Villani said the most challenging aspect of managing the business was juggling multiple responsibilities.

“I’m doing a lot of other projects as well,” he said. “It was just a challenge to keep it in place and make sure I devoted enough time to it.”

The reception to the product has been positive thus far, Villani said.

“I’ve walked around (Dallas) with just the model in my hand,” he said. “I’ve had the owner of a store come up to me and say, ‘Hey, what is that?’ They were really interested in it. Everyone thinks it’s a really cool product.”

Campbell and Villani divide responsibilities and oversee different areas of the brand’s growth. Villani said he plans to expand Metro Block’s reach from a physical product to a concept called Metro Block Adventures.

“We go and we explore a block, we explore different cool places in Dallas,” Villani said. “Cool places to study, cool places to eat, places just to get to know your city a little bit more. We see this becoming a lifestyle brand built around cities and what the city encapsulates.”

Campbell said he sees Metro Block as a platform to discuss social issues affecting individual cities. To accomplish this, Campbell and Villani launched a blog to accompany the brand’s storefront website. Campbell’s most recent blog post tackled the homelessness issue in downtown Dallas.

“The idea is that people who don’t hear about that stuff just reading on Facebook or Twitter would be able to get the awareness about those issues going on in individual cities,” he said. “Later on, when we launch other Metro Blocks, we’ll also bring on the issues and things that are going on in those cities.”

Although the Metro Block has only been designed for Dallas at the moment, Villani and Campbell said they are considering expanding to include cities such as Chicago and Houston, based on customer feedback.
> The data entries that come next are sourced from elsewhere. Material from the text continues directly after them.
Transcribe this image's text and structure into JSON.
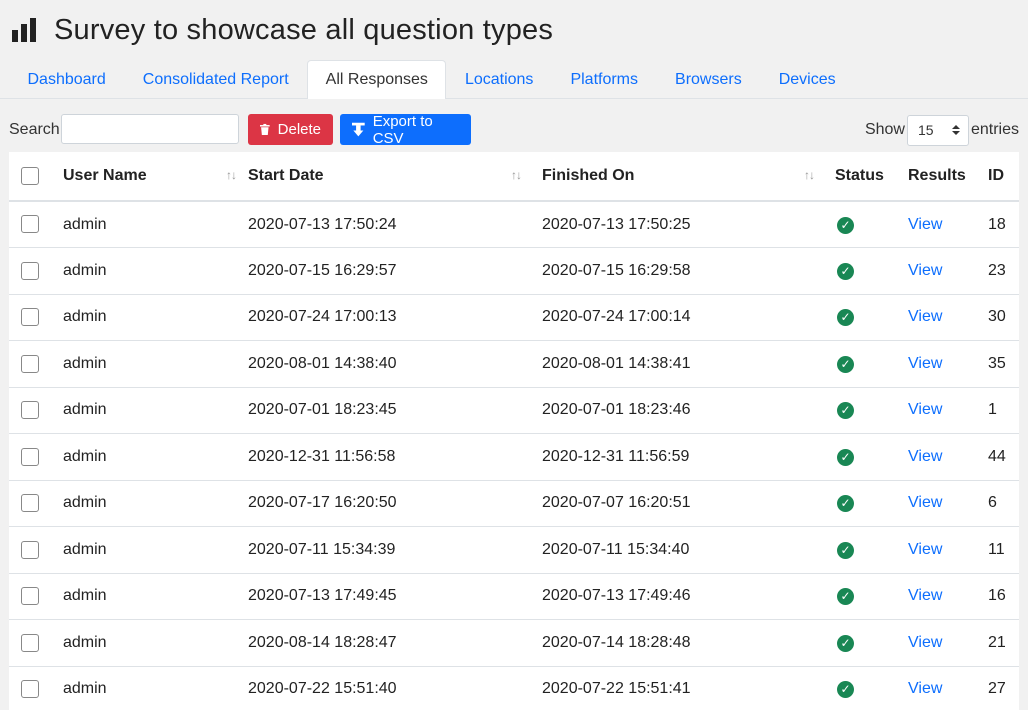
{
  "page": {
    "title": "Survey to showcase all question types"
  },
  "tabs": [
    {
      "label": "Dashboard",
      "active": false
    },
    {
      "label": "Consolidated Report",
      "active": false
    },
    {
      "label": "All Responses",
      "active": true
    },
    {
      "label": "Locations",
      "active": false
    },
    {
      "label": "Platforms",
      "active": false
    },
    {
      "label": "Browsers",
      "active": false
    },
    {
      "label": "Devices",
      "active": false
    }
  ],
  "toolbar": {
    "search_label": "Search:",
    "search_value": "",
    "delete_label": "Delete",
    "export_label": "Export to CSV",
    "show_label": "Show",
    "entries_value": "15",
    "entries_label": "entries"
  },
  "colors": {
    "accent": "#0d6efd",
    "danger": "#dc3545",
    "success": "#198754"
  },
  "table": {
    "headers": [
      "User Name",
      "Start Date",
      "Finished On",
      "Status",
      "Results",
      "ID"
    ],
    "rows": [
      {
        "user": "admin",
        "start": "2020-07-13 17:50:24",
        "finished": "2020-07-13 17:50:25",
        "status": "complete",
        "result": "View",
        "id": "18"
      },
      {
        "user": "admin",
        "start": "2020-07-15 16:29:57",
        "finished": "2020-07-15 16:29:58",
        "status": "complete",
        "result": "View",
        "id": "23"
      },
      {
        "user": "admin",
        "start": "2020-07-24 17:00:13",
        "finished": "2020-07-24 17:00:14",
        "status": "complete",
        "result": "View",
        "id": "30"
      },
      {
        "user": "admin",
        "start": "2020-08-01 14:38:40",
        "finished": "2020-08-01 14:38:41",
        "status": "complete",
        "result": "View",
        "id": "35"
      },
      {
        "user": "admin",
        "start": "2020-07-01 18:23:45",
        "finished": "2020-07-01 18:23:46",
        "status": "complete",
        "result": "View",
        "id": "1"
      },
      {
        "user": "admin",
        "start": "2020-12-31 11:56:58",
        "finished": "2020-12-31 11:56:59",
        "status": "complete",
        "result": "View",
        "id": "44"
      },
      {
        "user": "admin",
        "start": "2020-07-17 16:20:50",
        "finished": "2020-07-07 16:20:51",
        "status": "complete",
        "result": "View",
        "id": "6"
      },
      {
        "user": "admin",
        "start": "2020-07-11 15:34:39",
        "finished": "2020-07-11 15:34:40",
        "status": "complete",
        "result": "View",
        "id": "11"
      },
      {
        "user": "admin",
        "start": "2020-07-13 17:49:45",
        "finished": "2020-07-13 17:49:46",
        "status": "complete",
        "result": "View",
        "id": "16"
      },
      {
        "user": "admin",
        "start": "2020-08-14 18:28:47",
        "finished": "2020-07-14 18:28:48",
        "status": "complete",
        "result": "View",
        "id": "21"
      },
      {
        "user": "admin",
        "start": "2020-07-22 15:51:40",
        "finished": "2020-07-22 15:51:41",
        "status": "complete",
        "result": "View",
        "id": "27"
      }
    ]
  }
}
“There are certain places that have a very nationalistic tendency towards their city,” Villani said. “(Metro Block) gives people a way to put that in a product — having pride in where you come from.”